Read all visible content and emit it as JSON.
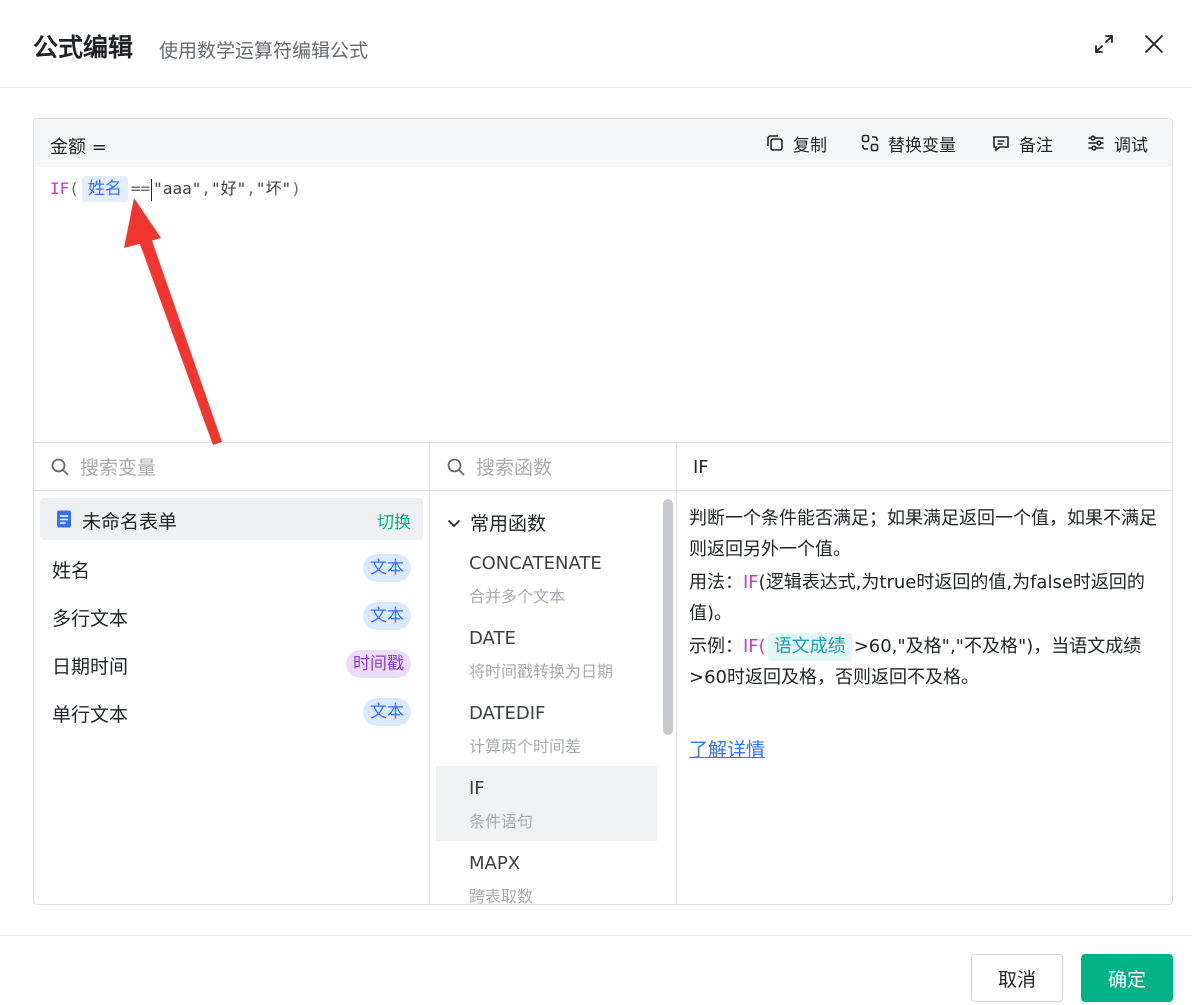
{
  "dialog": {
    "title": "公式编辑",
    "subtitle": "使用数学运算符编辑公式"
  },
  "formula": {
    "label": "金额 =",
    "code": {
      "fn": "IF",
      "open": "(",
      "variable": "姓名",
      "operator": "==",
      "arg1": "\"aaa\"",
      "comma1": ",",
      "arg2": "\"好\"",
      "comma2": ",",
      "arg3": "\"坏\"",
      "close": ")"
    }
  },
  "toolbar": {
    "copy": "复制",
    "replace_var": "替换变量",
    "note": "备注",
    "debug": "调试"
  },
  "variables": {
    "search_placeholder": "搜索变量",
    "form_name": "未命名表单",
    "switch_label": "切换",
    "items": [
      {
        "name": "姓名",
        "type": "文本"
      },
      {
        "name": "多行文本",
        "type": "文本"
      },
      {
        "name": "日期时间",
        "type": "时间戳"
      },
      {
        "name": "单行文本",
        "type": "文本"
      }
    ]
  },
  "functions": {
    "search_placeholder": "搜索函数",
    "group": "常用函数",
    "items": [
      {
        "name": "CONCATENATE",
        "desc": "合并多个文本"
      },
      {
        "name": "DATE",
        "desc": "将时间戳转换为日期"
      },
      {
        "name": "DATEDIF",
        "desc": "计算两个时间差"
      },
      {
        "name": "IF",
        "desc": "条件语句"
      },
      {
        "name": "MAPX",
        "desc": "跨表取数"
      }
    ]
  },
  "description": {
    "title": "IF",
    "summary": "判断一个条件能否满足；如果满足返回一个值，如果不满足则返回另外一个值。",
    "usage_label": "用法：",
    "usage_fn": "IF",
    "usage_rest": "(逻辑表达式,为true时返回的值,为false时返回的值)。",
    "example_label": "示例：",
    "example_fn": "IF(",
    "example_var": "语文成绩",
    "example_rest": ">60,\"及格\",\"不及格\")，当语文成绩>60时返回及格，否则返回不及格。",
    "more_link": "了解详情"
  },
  "footer": {
    "cancel": "取消",
    "ok": "确定"
  },
  "colors": {
    "primary": "#00b386",
    "link": "#3370ff",
    "keyword": "#c03ec0",
    "arrow": "#f0362f"
  }
}
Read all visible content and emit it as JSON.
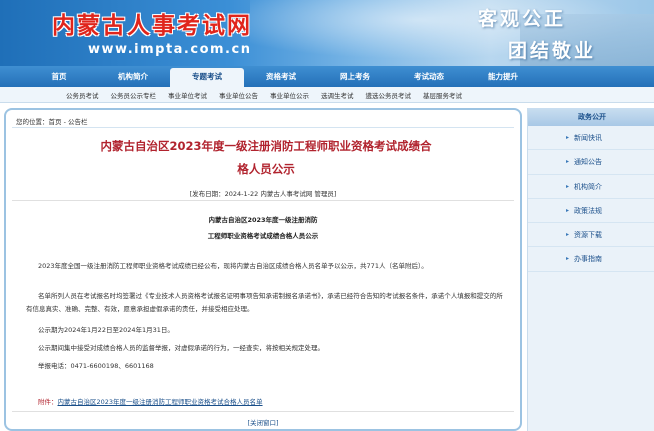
{
  "banner": {
    "site_title": "内蒙古人事考试网",
    "url": "www.impta.com.cn",
    "slogan_line1": "客观公正",
    "slogan_line2": "团结敬业"
  },
  "nav": {
    "items": [
      "首页",
      "机构简介",
      "专题考试",
      "资格考试",
      "网上考务",
      "考试动态",
      "能力提升"
    ],
    "active_index": 2
  },
  "subnav": {
    "items": [
      "公务员考试",
      "公务员公示专栏",
      "事业单位考试",
      "事业单位公告",
      "事业单位公示",
      "选调生考试",
      "遴选公务员考试",
      "基层服务考试"
    ]
  },
  "breadcrumb": {
    "prefix": "您的位置：",
    "home": "首页",
    "separator": " - ",
    "current": "公告栏"
  },
  "article": {
    "title_line1": "内蒙古自治区2023年度一级注册消防工程师职业资格考试成绩合",
    "title_line2": "格人员公示",
    "meta": "[发布日期：2024-1-22 内蒙古人事考试网 管理员]",
    "subtitle_line1": "内蒙古自治区2023年度一级注册消防",
    "subtitle_line2": "工程师职业资格考试成绩合格人员公示",
    "paragraphs": [
      "2023年度全国一级注册消防工程师职业资格考试成绩已经公布，现将内蒙古自治区成绩合格人员名单予以公示，共771人（名单附后）。",
      "名单所列人员在考试报名时均签署过《专业技术人员资格考试报名证明事项告知承诺制报名承诺书》，承诺已经符合告知的考试报名条件，承诺个人填报和提交的所有信息真实、准确、完整、有效，愿意承担虚假承诺的责任，并接受相应处理。",
      "公示期为2024年1月22日至2024年1月31日。",
      "公示期间集中接受对成绩合格人员的监督举报，对虚假承诺的行为，一经查实，将按相关规定处理。",
      "举报电话：0471-6600198、6601168"
    ],
    "attachment_label": "附件：",
    "attachment_link": "内蒙古自治区2023年度一级注册消防工程师职业资格考试合格人员名单",
    "close_label": "[关闭窗口]"
  },
  "sidebar": {
    "header": "政务公开",
    "items": [
      "新闻快讯",
      "通知公告",
      "机构简介",
      "政策法规",
      "资源下载",
      "办事指南"
    ]
  },
  "colors": {
    "brand_blue": "#2470b8",
    "title_red": "#b1232e",
    "link_blue": "#1a4f8a"
  }
}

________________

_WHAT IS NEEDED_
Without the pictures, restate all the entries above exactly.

_ANSWER SPACE_
Read all visible content and emit it as JSON.
{
  "dialog": {
    "title": "公式编辑",
    "subtitle": "使用数学运算符编辑公式"
  },
  "formula": {
    "label": "金额 =",
    "code": {
      "fn": "IF",
      "open": "(",
      "variable": "姓名",
      "operator": "==",
      "arg1": "\"aaa\"",
      "comma1": ",",
      "arg2": "\"好\"",
      "comma2": ",",
      "arg3": "\"坏\"",
      "close": ")"
    }
  },
  "toolbar": {
    "copy": "复制",
    "replace_var": "替换变量",
    "note": "备注",
    "debug": "调试"
  },
  "variables": {
    "search_placeholder": "搜索变量",
    "form_name": "未命名表单",
    "switch_label": "切换",
    "items": [
      {
        "name": "姓名",
        "type": "文本"
      },
      {
        "name": "多行文本",
        "type": "文本"
      },
      {
        "name": "日期时间",
        "type": "时间戳"
      },
      {
        "name": "单行文本",
        "type": "文本"
      }
    ]
  },
  "functions": {
    "search_placeholder": "搜索函数",
    "group": "常用函数",
    "items": [
      {
        "name": "CONCATENATE",
        "desc": "合并多个文本"
      },
      {
        "name": "DATE",
        "desc": "将时间戳转换为日期"
      },
      {
        "name": "DATEDIF",
        "desc": "计算两个时间差"
      },
      {
        "name": "IF",
        "desc": "条件语句"
      },
      {
        "name": "MAPX",
        "desc": "跨表取数"
      }
    ]
  },
  "description": {
    "title": "IF",
    "summary": "判断一个条件能否满足；如果满足返回一个值，如果不满足则返回另外一个值。",
    "usage_label": "用法：",
    "usage_fn": "IF",
    "usage_rest": "(逻辑表达式,为true时返回的值,为false时返回的值)。",
    "example_label": "示例：",
    "example_fn": "IF(",
    "example_var": "语文成绩",
    "example_rest": ">60,\"及格\",\"不及格\")，当语文成绩>60时返回及格，否则返回不及格。",
    "more_link": "了解详情"
  },
  "footer": {
    "cancel": "取消",
    "ok": "确定"
  },
  "colors": {
    "primary": "#00b386",
    "link": "#3370ff",
    "keyword": "#c03ec0",
    "arrow": "#f0362f"
  }
}
Read all visible content and emit it as JSON.
{
  "banner": {
    "site_title": "内蒙古人事考试网",
    "url": "www.impta.com.cn",
    "slogan_line1": "客观公正",
    "slogan_line2": "团结敬业"
  },
  "nav": {
    "items": [
      "首页",
      "机构简介",
      "专题考试",
      "资格考试",
      "网上考务",
      "考试动态",
      "能力提升"
    ],
    "active_index": 2
  },
  "subnav": {
    "items": [
      "公务员考试",
      "公务员公示专栏",
      "事业单位考试",
      "事业单位公告",
      "事业单位公示",
      "选调生考试",
      "遴选公务员考试",
      "基层服务考试"
    ]
  },
  "breadcrumb": {
    "prefix": "您的位置：",
    "home": "首页",
    "separator": " - ",
    "current": "公告栏"
  },
  "article": {
    "title_line1": "内蒙古自治区2023年度一级注册消防工程师职业资格考试成绩合",
    "title_line2": "格人员公示",
    "meta": "[发布日期：2024-1-22 内蒙古人事考试网 管理员]",
    "subtitle_line1": "内蒙古自治区2023年度一级注册消防",
    "subtitle_line2": "工程师职业资格考试成绩合格人员公示",
    "paragraphs": [
      "2023年度全国一级注册消防工程师职业资格考试成绩已经公布，现将内蒙古自治区成绩合格人员名单予以公示，共771人（名单附后）。",
      "名单所列人员在考试报名时均签署过《专业技术人员资格考试报名证明事项告知承诺制报名承诺书》，承诺已经符合告知的考试报名条件，承诺个人填报和提交的所有信息真实、准确、完整、有效，愿意承担虚假承诺的责任，并接受相应处理。",
      "公示期为2024年1月22日至2024年1月31日。",
      "公示期间集中接受对成绩合格人员的监督举报，对虚假承诺的行为，一经查实，将按相关规定处理。",
      "举报电话：0471-6600198、6601168"
    ],
    "attachment_label": "附件：",
    "attachment_link": "内蒙古自治区2023年度一级注册消防工程师职业资格考试合格人员名单",
    "close_label": "[关闭窗口]"
  },
  "sidebar": {
    "header": "政务公开",
    "items": [
      "新闻快讯",
      "通知公告",
      "机构简介",
      "政策法规",
      "资源下载",
      "办事指南"
    ]
  },
  "colors": {
    "brand_blue": "#2470b8",
    "title_red": "#b1232e",
    "link_blue": "#1a4f8a"
  }
}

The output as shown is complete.